I think R. Meir's comment can be read similarly to R. Akiva's and Ben Zoma's. It's not a material measurement of wealth, but refers to one who is happy or comfortable -- without reference to a quantitative metric.

R. Tarfon's is understandable in light of his immense wealth (he's also the Tanna that said one can only light shabbos candles with olive oil -- the most expensive substance). You should check out Louis Finkelstein's book on R. Akiva, in which he posits a Marxist historical view of the Tannaim, essentially arguing that the Sanhedrin was always divided in a barely civil class war.

Drew_Kaplan said...

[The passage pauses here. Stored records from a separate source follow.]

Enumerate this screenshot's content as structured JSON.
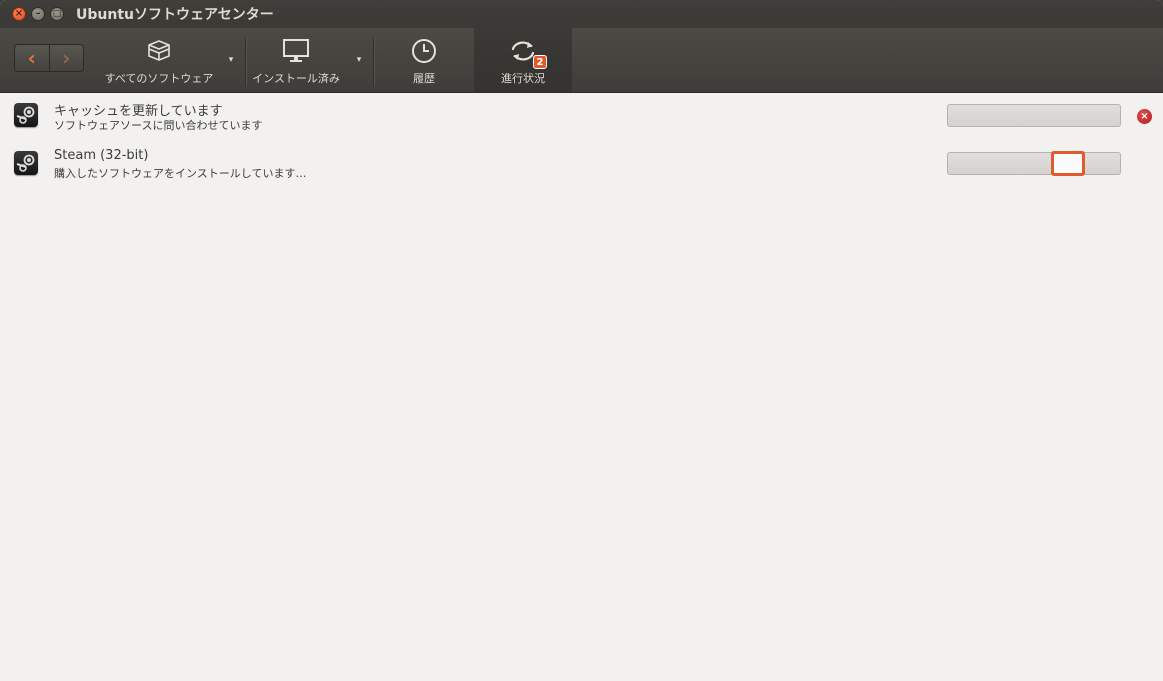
{
  "window": {
    "title": "Ubuntuソフトウェアセンター",
    "controls": {
      "close": "×",
      "minimize": "–",
      "maximize": "□"
    }
  },
  "toolbar": {
    "back_icon": "‹",
    "forward_icon": "›",
    "items": [
      {
        "label": "すべてのソフトウェア",
        "icon": "package-box-icon"
      },
      {
        "label": "インストール済み",
        "icon": "monitor-icon"
      },
      {
        "label": "履歴",
        "icon": "clock-icon"
      },
      {
        "label": "進行状況",
        "icon": "sync-icon",
        "badge": "2",
        "active": true
      }
    ],
    "dropdown_arrow": "▾"
  },
  "tasks": [
    {
      "title": "キャッシュを更新しています",
      "subtitle": "ソフトウェアソースに問い合わせています",
      "icon": "steam-icon",
      "cancel": "×"
    },
    {
      "title": "Steam (32-bit)",
      "subtitle": "購入したソフトウェアをインストールしています…",
      "icon": "steam-icon"
    }
  ],
  "colors": {
    "accent": "#e05a2b",
    "titlebar": "#3c3b37",
    "content_bg": "#f2f1f0"
  }
}
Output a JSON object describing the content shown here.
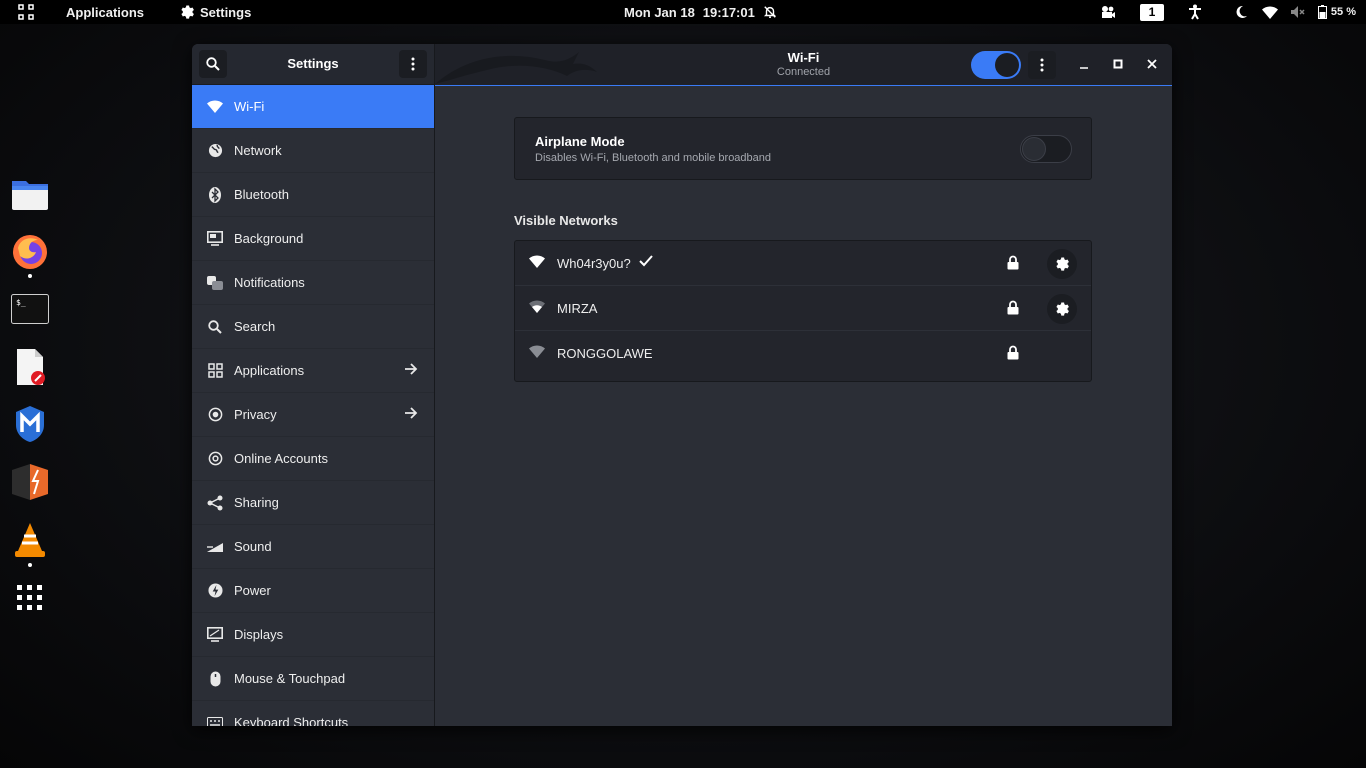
{
  "topbar": {
    "applications": "Applications",
    "settings": "Settings",
    "date": "Mon Jan 18",
    "time": "19:17:01",
    "workspace": "1",
    "battery": "55 %"
  },
  "dock": {
    "items": [
      "files",
      "firefox",
      "terminal",
      "text-editor",
      "metasploit",
      "burpsuite",
      "vlc",
      "show-apps"
    ]
  },
  "window": {
    "sidebar_title": "Settings",
    "page_title": "Wi-Fi",
    "page_subtitle": "Connected",
    "wifi_enabled": true
  },
  "sidebar": {
    "items": [
      {
        "label": "Wi-Fi",
        "icon": "wifi-icon",
        "active": true
      },
      {
        "label": "Network",
        "icon": "globe-icon"
      },
      {
        "label": "Bluetooth",
        "icon": "bluetooth-icon"
      },
      {
        "label": "Background",
        "icon": "monitor-icon"
      },
      {
        "label": "Notifications",
        "icon": "bell-icon"
      },
      {
        "label": "Search",
        "icon": "search-icon"
      },
      {
        "label": "Applications",
        "icon": "apps-grid-icon",
        "arrow": true
      },
      {
        "label": "Privacy",
        "icon": "privacy-icon",
        "arrow": true
      },
      {
        "label": "Online Accounts",
        "icon": "at-icon"
      },
      {
        "label": "Sharing",
        "icon": "share-icon"
      },
      {
        "label": "Sound",
        "icon": "sound-icon"
      },
      {
        "label": "Power",
        "icon": "power-icon"
      },
      {
        "label": "Displays",
        "icon": "display-icon"
      },
      {
        "label": "Mouse & Touchpad",
        "icon": "mouse-icon"
      },
      {
        "label": "Keyboard Shortcuts",
        "icon": "keyboard-icon"
      }
    ]
  },
  "airplane": {
    "title": "Airplane Mode",
    "description": "Disables Wi-Fi, Bluetooth and mobile broadband",
    "enabled": false
  },
  "visible_networks": {
    "title": "Visible Networks",
    "networks": [
      {
        "name": "Wh04r3y0u?",
        "connected": true,
        "secured": true,
        "settings": true
      },
      {
        "name": "MIRZA",
        "connected": false,
        "secured": true,
        "settings": true
      },
      {
        "name": "RONGGOLAWE",
        "connected": false,
        "secured": true,
        "settings": false
      }
    ]
  },
  "colors": {
    "accent": "#3a7bf6",
    "panel": "#000000",
    "window_bg": "#2b2e36"
  }
}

Thank you for the Finkelstein reference.
It's true that Rabbi Meir's statement can be read that way, though it could also be read saying one has amassed enough wealth where one is not always needing to work so much.

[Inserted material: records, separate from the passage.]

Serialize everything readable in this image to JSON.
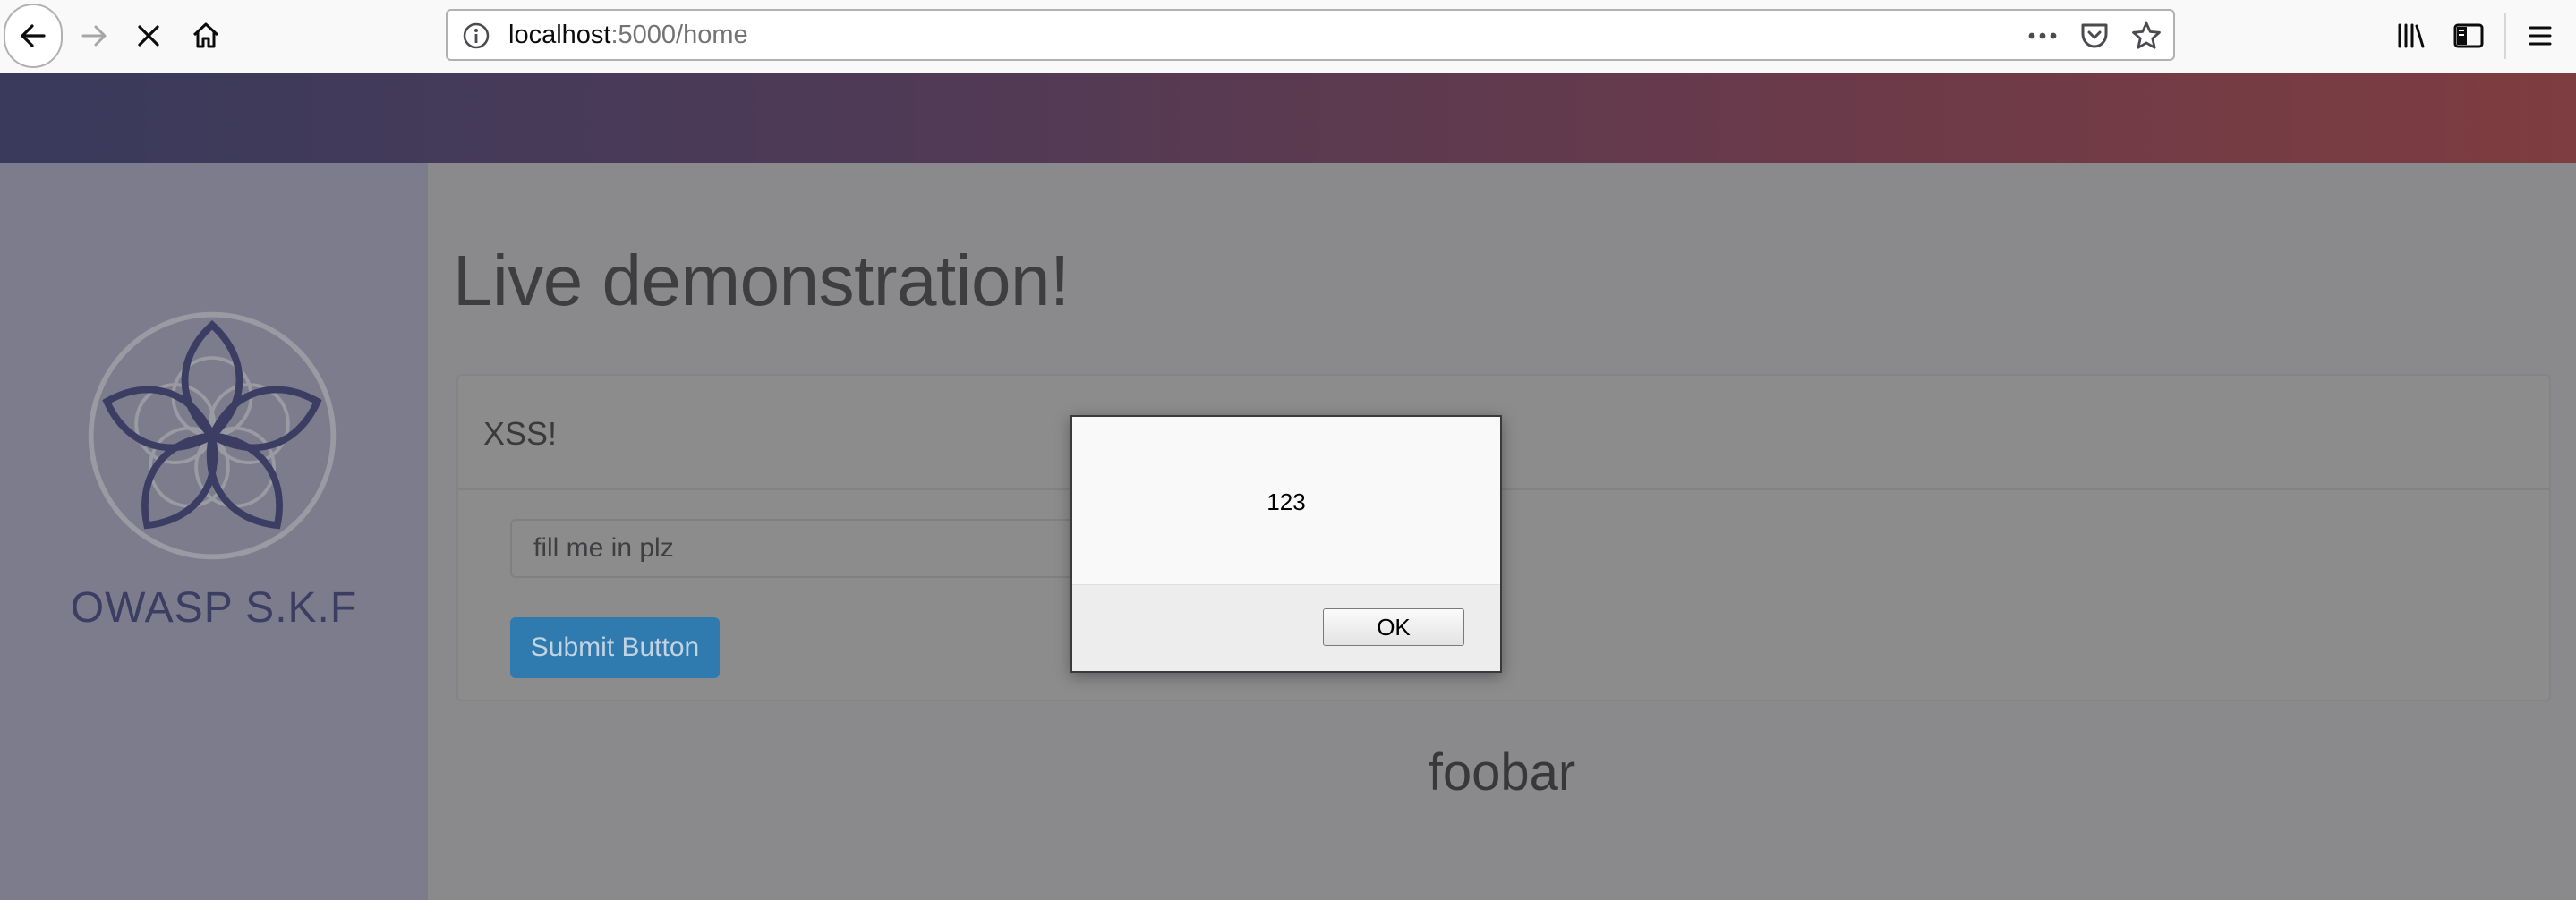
{
  "browser": {
    "url_host": "localhost",
    "url_rest": ":5000/home",
    "icons": [
      "back-arrow-icon",
      "forward-arrow-icon",
      "stop-icon",
      "home-icon",
      "info-icon",
      "more-icon",
      "pocket-icon",
      "bookmark-star-icon",
      "library-icon",
      "sidebar-icon",
      "menu-icon"
    ]
  },
  "sidebar": {
    "logo_text": "OWASP S.K.F"
  },
  "main": {
    "title": "Live demonstration!",
    "panel_title": "XSS!",
    "input_placeholder": "fill me in plz",
    "submit_label": "Submit Button",
    "result_text": "foobar"
  },
  "alert": {
    "message": "123",
    "ok_label": "OK"
  },
  "colors": {
    "banner_start": "#393a5c",
    "banner_end": "#7e3d40",
    "sidebar": "#7c7c8c",
    "content_overlay": "#8a8a8c",
    "submit_button": "#2f7aae",
    "logo": "#3b3d62"
  }
}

David said...

It's interesting to distinguish between objective (R. Meir, Ben Zoma) and relative (R. Tarfon, R. Yose, R. Akiva) descriptions of wealth. Having 100 vineyeards, fields, & servants is only wealth in a certain context. "Pleasant in actions" clearly depends on social norms. What is considered pleasant in one culture may be considered unrefined in another. While having a bathroom near your dining room is certainly convenient, I think indoor plumbing has rendered it no longer a sign of wealth.

However, being satisfied with your personal wealth and taking comfort in it transcends differences among culture, economy, and technology. Perhaps that's why Ben Zoma is quoted so often.

socialworker/frustrated mom said...

Thanks nice thought.

Tim Lieder said...

I'm assuming that R. Yose means indoor plumbing, because it's strange to think that getting a bad seat in a restaurant is a sign of wealth.